Search the listing below, and show each line that includes the word "unix".

◇ ◇ ◇ ◇

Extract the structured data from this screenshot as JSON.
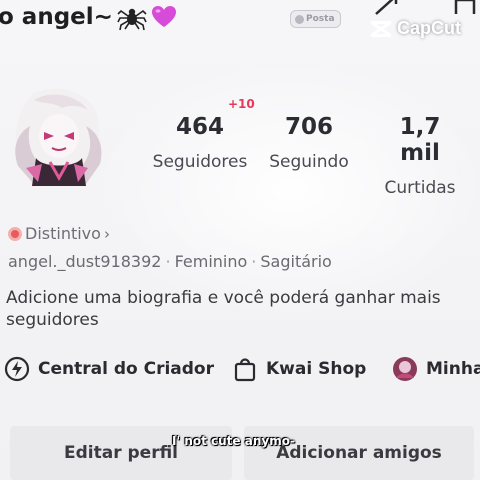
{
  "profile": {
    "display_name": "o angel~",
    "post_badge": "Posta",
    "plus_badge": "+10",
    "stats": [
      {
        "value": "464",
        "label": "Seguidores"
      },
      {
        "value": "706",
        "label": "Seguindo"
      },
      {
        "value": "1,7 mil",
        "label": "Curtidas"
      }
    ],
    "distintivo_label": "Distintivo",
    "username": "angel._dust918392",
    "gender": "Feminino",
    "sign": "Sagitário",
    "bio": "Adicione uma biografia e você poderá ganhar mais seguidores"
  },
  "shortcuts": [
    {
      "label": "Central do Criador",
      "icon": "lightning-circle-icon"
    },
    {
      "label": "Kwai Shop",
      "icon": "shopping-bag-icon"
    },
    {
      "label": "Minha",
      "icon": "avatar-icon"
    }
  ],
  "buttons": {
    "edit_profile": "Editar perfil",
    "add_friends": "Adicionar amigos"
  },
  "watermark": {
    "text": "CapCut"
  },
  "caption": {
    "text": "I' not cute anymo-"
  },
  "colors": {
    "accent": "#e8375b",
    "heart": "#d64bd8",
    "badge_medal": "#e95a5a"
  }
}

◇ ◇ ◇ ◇

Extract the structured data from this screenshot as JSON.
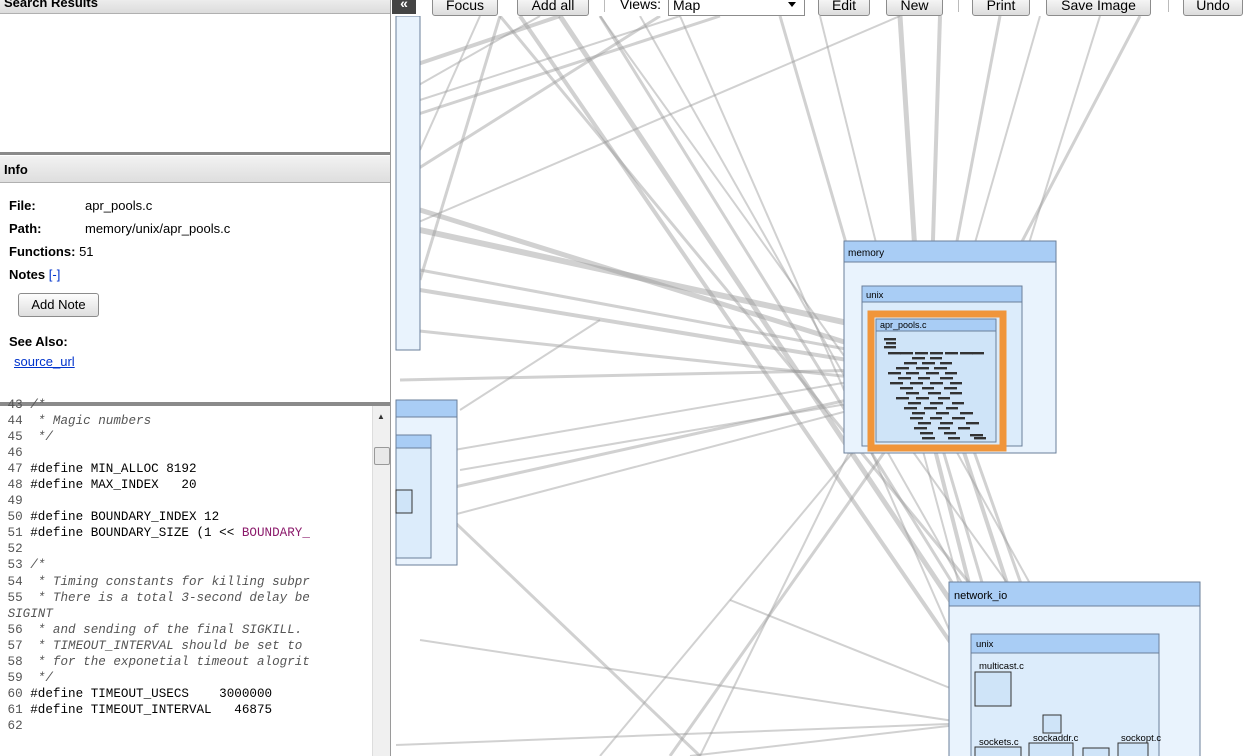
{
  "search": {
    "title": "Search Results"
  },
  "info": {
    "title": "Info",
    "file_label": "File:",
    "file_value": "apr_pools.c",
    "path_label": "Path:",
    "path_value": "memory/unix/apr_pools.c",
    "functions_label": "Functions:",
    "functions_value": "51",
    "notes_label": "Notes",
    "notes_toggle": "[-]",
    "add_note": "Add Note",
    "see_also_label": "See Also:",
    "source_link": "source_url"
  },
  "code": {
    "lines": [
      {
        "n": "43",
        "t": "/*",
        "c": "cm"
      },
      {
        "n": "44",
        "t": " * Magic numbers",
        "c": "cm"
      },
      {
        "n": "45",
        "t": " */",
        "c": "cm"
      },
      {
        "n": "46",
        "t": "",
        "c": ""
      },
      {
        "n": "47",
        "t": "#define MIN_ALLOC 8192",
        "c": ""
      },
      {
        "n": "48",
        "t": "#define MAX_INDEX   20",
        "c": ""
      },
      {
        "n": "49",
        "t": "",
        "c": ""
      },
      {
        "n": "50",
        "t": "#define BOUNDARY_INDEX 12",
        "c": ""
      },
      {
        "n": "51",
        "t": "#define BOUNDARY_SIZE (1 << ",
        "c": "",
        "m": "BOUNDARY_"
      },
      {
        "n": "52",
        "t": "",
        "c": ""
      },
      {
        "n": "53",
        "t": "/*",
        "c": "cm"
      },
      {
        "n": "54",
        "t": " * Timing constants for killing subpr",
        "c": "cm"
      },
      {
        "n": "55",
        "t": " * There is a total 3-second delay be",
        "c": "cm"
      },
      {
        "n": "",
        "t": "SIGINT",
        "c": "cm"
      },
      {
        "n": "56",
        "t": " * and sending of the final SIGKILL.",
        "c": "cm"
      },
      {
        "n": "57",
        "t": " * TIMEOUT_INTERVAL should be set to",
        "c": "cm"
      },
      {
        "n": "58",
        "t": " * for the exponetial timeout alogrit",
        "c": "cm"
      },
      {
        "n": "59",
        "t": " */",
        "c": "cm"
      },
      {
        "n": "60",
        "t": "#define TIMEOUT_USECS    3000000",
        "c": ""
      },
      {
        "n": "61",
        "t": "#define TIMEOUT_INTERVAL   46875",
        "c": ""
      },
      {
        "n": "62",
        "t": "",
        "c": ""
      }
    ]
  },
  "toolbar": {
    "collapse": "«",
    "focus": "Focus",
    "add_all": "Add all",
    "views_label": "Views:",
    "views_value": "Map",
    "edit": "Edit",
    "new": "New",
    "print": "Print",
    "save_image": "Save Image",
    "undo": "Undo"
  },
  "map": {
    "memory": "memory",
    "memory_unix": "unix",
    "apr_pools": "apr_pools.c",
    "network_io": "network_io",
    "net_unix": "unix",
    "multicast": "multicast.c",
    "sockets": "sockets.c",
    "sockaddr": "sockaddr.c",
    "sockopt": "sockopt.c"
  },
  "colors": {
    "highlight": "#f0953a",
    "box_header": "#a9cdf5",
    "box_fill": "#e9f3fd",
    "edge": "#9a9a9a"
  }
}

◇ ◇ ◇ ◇

## Solution below
    "path_value": "memory/unix/apr_pools.c",
    "memory_unix": "unix",
    "net_unix": "unix",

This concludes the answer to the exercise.